_What you have to do_: Show every line of the data below that includes the word "jpeg".

_Excerpts from a dataset_:
((

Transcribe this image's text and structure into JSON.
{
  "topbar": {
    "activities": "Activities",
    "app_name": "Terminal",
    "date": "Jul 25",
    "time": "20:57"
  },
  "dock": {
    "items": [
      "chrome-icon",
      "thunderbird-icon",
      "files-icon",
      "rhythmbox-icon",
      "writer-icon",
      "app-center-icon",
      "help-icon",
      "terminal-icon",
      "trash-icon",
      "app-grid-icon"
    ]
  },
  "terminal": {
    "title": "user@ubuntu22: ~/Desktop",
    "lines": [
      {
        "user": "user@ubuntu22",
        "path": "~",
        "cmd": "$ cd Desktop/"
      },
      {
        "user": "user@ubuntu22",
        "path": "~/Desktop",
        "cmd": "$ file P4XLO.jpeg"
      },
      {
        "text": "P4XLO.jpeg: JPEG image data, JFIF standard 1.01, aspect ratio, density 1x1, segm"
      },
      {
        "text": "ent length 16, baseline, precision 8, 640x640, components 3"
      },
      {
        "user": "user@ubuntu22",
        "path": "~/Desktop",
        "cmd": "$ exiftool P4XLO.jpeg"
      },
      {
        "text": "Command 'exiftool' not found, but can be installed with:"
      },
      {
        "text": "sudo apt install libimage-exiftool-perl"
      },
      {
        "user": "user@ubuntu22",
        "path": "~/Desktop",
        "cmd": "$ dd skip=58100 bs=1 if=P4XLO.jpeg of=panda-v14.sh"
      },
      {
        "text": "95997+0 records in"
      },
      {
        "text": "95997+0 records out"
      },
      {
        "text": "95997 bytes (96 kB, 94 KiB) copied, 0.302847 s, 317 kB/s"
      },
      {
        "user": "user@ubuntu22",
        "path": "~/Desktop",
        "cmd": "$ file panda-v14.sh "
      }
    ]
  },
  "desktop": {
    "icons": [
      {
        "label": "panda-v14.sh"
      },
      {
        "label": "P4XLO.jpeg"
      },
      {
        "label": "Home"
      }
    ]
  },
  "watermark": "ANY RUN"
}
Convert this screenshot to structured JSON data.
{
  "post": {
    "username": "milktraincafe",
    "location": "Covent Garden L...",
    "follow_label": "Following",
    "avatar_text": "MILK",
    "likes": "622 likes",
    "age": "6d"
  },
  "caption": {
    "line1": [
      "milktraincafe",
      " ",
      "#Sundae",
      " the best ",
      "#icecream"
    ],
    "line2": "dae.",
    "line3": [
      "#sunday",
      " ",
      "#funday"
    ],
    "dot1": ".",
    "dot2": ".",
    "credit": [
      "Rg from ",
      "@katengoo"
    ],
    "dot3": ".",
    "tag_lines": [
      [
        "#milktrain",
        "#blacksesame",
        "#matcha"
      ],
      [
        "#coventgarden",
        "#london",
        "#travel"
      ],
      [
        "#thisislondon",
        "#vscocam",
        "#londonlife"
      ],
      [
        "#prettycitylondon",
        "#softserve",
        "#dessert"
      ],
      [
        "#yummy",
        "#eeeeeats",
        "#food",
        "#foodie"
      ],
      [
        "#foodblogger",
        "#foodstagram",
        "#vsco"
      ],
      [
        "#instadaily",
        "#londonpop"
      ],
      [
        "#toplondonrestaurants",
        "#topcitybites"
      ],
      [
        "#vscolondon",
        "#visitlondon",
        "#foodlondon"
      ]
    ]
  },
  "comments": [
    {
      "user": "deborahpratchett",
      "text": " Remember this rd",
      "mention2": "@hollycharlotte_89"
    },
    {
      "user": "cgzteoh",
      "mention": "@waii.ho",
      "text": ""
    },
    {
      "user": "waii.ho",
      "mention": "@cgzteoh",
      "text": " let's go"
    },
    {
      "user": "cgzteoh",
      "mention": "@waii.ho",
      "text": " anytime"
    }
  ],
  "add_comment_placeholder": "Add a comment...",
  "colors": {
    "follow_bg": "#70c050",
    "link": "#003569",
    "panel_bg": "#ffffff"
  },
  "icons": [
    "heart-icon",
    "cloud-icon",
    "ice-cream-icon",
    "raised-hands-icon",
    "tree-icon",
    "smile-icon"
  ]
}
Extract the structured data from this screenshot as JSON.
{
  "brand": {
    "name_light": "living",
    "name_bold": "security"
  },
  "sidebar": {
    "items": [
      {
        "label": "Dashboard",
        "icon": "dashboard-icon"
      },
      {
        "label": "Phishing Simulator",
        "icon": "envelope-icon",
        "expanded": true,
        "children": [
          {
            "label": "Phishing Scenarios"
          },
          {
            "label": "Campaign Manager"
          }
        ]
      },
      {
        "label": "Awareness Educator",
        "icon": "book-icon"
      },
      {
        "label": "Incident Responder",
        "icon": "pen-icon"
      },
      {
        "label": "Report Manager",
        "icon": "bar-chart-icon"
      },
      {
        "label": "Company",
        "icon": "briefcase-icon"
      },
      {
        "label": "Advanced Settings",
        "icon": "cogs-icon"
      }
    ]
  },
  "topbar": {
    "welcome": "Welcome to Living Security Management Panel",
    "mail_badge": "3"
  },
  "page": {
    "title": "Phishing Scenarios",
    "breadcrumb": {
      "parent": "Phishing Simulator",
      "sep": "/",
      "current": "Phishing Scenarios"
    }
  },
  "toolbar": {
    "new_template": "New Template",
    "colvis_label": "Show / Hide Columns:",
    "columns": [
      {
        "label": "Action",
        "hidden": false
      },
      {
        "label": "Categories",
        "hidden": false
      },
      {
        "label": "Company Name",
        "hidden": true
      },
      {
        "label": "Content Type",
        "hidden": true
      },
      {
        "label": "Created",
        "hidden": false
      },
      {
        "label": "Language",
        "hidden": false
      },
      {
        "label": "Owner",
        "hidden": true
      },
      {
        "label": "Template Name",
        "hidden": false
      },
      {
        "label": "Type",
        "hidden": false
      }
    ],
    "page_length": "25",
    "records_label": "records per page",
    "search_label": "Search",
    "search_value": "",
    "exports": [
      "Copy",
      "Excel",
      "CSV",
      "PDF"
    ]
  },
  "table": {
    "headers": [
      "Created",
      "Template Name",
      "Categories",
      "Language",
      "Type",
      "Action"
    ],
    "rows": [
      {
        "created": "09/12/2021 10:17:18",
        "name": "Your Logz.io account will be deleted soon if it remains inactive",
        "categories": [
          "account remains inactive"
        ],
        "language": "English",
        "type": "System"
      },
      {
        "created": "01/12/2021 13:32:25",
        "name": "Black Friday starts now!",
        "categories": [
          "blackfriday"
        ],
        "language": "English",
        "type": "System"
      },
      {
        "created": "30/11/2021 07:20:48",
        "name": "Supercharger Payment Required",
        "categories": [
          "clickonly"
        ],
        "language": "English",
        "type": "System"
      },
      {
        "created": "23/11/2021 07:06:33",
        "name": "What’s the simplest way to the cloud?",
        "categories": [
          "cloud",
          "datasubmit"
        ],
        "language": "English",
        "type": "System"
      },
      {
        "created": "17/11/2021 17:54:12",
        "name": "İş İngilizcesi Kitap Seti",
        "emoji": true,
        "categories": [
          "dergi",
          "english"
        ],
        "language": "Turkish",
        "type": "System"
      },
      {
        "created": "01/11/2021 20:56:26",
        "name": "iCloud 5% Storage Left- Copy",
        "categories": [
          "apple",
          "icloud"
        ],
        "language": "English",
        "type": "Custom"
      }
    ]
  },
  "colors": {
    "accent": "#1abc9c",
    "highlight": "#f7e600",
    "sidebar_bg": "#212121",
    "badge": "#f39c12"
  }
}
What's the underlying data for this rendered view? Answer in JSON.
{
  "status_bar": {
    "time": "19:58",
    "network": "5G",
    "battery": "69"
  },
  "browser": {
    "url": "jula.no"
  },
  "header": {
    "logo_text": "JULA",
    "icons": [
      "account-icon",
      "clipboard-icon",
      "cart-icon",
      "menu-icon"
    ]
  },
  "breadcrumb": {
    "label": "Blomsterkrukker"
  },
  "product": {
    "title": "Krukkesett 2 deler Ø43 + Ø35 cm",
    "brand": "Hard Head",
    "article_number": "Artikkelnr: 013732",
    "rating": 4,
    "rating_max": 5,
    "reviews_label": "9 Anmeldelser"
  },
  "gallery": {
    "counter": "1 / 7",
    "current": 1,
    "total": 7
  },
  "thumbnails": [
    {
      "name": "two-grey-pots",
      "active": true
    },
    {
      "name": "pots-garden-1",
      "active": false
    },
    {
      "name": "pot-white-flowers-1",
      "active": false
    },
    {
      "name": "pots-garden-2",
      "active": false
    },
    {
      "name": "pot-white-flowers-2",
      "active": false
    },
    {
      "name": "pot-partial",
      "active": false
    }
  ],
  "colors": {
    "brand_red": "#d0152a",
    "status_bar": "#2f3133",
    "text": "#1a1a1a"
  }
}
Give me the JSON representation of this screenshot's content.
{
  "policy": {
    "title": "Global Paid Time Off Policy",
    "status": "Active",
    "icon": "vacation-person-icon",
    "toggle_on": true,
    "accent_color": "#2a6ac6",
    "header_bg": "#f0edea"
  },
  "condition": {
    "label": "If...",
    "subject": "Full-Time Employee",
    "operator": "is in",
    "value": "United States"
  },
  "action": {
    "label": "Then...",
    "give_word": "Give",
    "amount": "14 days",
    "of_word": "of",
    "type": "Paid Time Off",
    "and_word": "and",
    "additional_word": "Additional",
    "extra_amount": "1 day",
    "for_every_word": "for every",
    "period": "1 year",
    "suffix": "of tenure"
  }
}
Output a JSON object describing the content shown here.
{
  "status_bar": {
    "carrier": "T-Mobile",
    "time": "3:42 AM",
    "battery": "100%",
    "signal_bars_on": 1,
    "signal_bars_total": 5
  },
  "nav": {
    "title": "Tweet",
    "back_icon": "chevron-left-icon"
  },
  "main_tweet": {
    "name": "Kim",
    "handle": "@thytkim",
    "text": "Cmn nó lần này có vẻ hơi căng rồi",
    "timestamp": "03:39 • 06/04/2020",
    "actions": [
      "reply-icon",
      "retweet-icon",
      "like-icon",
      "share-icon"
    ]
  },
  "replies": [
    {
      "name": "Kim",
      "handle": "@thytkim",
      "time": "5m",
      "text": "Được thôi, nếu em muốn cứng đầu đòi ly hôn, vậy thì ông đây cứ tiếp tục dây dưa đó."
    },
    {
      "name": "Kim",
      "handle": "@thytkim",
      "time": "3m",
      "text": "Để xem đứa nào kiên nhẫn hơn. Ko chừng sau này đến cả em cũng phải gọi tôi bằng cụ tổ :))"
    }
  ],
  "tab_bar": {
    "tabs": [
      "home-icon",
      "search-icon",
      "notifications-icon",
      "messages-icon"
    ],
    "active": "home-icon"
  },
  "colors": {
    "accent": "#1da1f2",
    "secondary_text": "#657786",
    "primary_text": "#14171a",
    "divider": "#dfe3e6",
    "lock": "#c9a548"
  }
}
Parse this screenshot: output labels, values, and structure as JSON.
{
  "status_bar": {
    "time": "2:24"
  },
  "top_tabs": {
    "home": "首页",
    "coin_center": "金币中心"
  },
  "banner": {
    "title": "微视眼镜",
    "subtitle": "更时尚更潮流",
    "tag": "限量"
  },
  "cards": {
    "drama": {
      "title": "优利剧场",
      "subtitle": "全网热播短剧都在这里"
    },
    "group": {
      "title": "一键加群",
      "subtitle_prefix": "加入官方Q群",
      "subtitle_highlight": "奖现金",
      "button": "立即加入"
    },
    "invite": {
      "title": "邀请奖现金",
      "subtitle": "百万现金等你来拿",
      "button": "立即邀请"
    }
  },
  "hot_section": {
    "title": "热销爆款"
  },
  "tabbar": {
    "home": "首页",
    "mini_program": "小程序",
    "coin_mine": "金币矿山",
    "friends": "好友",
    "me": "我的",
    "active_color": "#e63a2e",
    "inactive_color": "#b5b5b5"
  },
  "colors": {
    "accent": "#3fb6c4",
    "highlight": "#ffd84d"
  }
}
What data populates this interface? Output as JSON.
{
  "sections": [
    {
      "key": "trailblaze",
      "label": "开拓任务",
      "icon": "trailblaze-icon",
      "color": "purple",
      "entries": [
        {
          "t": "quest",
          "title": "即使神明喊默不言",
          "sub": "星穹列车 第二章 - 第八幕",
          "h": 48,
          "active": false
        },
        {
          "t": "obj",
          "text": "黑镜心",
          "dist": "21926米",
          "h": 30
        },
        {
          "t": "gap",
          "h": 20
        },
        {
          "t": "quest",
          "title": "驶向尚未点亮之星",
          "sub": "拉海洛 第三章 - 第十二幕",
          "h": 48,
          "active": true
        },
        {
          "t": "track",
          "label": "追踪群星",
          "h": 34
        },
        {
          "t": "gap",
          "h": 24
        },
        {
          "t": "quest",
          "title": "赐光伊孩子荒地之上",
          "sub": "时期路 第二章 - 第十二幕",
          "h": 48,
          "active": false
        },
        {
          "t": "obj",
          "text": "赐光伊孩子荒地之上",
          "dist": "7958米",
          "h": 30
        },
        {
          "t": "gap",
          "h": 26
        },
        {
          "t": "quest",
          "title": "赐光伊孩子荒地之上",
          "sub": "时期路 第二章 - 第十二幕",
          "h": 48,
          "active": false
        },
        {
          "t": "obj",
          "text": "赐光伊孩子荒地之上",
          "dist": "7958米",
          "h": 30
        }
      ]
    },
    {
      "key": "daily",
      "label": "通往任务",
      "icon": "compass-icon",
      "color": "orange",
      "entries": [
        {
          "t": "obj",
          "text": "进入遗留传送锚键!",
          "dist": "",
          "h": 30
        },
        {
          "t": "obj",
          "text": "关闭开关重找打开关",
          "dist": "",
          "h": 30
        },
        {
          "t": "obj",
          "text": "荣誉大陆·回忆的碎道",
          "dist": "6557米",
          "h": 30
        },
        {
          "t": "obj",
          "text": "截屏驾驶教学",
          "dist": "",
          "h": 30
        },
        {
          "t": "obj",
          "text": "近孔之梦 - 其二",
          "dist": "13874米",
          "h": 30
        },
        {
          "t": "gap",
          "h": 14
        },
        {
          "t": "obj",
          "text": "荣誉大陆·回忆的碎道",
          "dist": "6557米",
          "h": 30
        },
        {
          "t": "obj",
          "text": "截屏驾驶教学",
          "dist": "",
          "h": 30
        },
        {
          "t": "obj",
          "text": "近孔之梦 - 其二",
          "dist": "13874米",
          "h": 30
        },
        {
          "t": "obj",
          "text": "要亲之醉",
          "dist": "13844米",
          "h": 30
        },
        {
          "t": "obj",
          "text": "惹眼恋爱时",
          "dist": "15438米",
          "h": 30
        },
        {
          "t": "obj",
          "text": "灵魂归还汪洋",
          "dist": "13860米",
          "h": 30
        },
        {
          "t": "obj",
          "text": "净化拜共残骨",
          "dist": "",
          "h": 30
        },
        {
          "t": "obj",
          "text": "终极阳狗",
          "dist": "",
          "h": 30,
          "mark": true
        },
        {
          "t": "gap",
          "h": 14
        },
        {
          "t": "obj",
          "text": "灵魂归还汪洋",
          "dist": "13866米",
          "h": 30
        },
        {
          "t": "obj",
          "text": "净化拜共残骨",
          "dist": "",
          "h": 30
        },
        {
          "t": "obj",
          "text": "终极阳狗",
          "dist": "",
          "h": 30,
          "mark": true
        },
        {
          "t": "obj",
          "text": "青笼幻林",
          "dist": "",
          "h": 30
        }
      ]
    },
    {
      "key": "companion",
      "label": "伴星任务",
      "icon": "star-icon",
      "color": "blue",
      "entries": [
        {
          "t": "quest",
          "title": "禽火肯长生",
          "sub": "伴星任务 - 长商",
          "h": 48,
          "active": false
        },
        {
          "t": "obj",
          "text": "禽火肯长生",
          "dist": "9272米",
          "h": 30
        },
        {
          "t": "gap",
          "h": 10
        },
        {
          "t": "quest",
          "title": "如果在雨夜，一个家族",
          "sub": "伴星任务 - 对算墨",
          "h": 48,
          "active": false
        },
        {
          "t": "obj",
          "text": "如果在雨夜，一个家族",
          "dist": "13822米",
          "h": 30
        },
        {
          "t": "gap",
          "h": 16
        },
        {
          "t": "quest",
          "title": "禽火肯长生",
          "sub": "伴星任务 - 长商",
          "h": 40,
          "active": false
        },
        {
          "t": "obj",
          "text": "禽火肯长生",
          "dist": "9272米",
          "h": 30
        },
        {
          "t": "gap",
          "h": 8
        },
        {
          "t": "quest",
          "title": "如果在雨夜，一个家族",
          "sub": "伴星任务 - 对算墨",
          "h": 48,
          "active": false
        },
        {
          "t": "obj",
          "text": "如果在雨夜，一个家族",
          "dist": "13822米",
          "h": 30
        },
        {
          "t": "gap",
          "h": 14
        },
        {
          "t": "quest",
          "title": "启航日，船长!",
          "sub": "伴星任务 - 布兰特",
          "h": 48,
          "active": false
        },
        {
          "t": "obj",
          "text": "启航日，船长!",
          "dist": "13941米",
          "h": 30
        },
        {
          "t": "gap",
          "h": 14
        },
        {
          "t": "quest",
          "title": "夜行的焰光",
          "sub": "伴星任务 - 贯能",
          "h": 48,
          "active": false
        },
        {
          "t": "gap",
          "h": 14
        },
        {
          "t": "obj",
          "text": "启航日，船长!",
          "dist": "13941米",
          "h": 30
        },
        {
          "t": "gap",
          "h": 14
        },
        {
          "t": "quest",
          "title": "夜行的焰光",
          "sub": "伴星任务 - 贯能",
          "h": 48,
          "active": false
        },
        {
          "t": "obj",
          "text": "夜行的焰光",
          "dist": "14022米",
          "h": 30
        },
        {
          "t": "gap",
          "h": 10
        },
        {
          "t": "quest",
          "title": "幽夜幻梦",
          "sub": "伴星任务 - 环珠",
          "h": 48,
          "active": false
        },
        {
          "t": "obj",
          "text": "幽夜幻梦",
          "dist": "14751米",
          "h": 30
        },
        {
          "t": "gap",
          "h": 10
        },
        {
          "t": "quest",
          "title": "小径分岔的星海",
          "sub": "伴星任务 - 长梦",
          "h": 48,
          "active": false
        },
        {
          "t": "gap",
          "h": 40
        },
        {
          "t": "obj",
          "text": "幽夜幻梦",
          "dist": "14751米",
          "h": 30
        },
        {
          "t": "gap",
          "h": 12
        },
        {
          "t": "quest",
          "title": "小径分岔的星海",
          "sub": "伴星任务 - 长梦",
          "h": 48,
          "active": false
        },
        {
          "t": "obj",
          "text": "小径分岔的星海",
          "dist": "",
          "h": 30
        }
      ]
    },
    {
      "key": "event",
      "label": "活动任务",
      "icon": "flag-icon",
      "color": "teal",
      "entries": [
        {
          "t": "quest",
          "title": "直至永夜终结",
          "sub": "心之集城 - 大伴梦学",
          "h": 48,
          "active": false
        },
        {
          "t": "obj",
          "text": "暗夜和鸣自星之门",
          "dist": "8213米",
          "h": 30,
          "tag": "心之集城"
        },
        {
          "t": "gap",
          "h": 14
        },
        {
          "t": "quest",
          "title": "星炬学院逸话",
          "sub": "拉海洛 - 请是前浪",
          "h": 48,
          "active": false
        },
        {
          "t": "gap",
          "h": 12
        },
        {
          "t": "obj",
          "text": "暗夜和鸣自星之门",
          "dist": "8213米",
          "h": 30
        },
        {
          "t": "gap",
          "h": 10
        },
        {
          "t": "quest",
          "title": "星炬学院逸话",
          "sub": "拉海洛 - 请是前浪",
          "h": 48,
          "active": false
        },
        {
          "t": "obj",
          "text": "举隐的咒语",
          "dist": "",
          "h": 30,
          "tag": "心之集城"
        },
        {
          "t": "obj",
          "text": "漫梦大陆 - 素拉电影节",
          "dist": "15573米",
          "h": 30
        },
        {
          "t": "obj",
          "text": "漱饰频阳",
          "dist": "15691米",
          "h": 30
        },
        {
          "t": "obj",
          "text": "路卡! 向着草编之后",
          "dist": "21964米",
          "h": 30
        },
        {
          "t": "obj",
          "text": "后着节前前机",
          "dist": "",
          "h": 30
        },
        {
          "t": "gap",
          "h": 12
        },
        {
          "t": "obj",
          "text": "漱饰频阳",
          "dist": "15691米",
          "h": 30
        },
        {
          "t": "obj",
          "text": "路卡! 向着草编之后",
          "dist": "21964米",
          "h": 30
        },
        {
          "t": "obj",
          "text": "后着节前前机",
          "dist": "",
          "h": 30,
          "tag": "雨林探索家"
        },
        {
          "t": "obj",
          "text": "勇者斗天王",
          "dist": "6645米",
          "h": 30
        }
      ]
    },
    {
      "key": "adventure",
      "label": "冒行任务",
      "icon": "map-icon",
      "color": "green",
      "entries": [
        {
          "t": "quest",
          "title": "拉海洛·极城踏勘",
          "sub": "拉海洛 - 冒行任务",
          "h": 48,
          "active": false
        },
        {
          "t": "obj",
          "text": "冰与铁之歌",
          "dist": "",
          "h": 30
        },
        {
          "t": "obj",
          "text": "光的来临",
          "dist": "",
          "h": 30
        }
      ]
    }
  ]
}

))

_Written answer_:
        "cmd": "$ file P4XLO.jpeg"
        "text": "P4XLO.jpeg: JPEG image data, JFIF standard 1.01, aspect ratio, density 1x1, segm"
        "cmd": "$ exiftool P4XLO.jpeg"
        "cmd": "$ dd skip=58100 bs=1 if=P4XLO.jpeg of=panda-v14.sh"
        "label": "P4XLO.jpeg"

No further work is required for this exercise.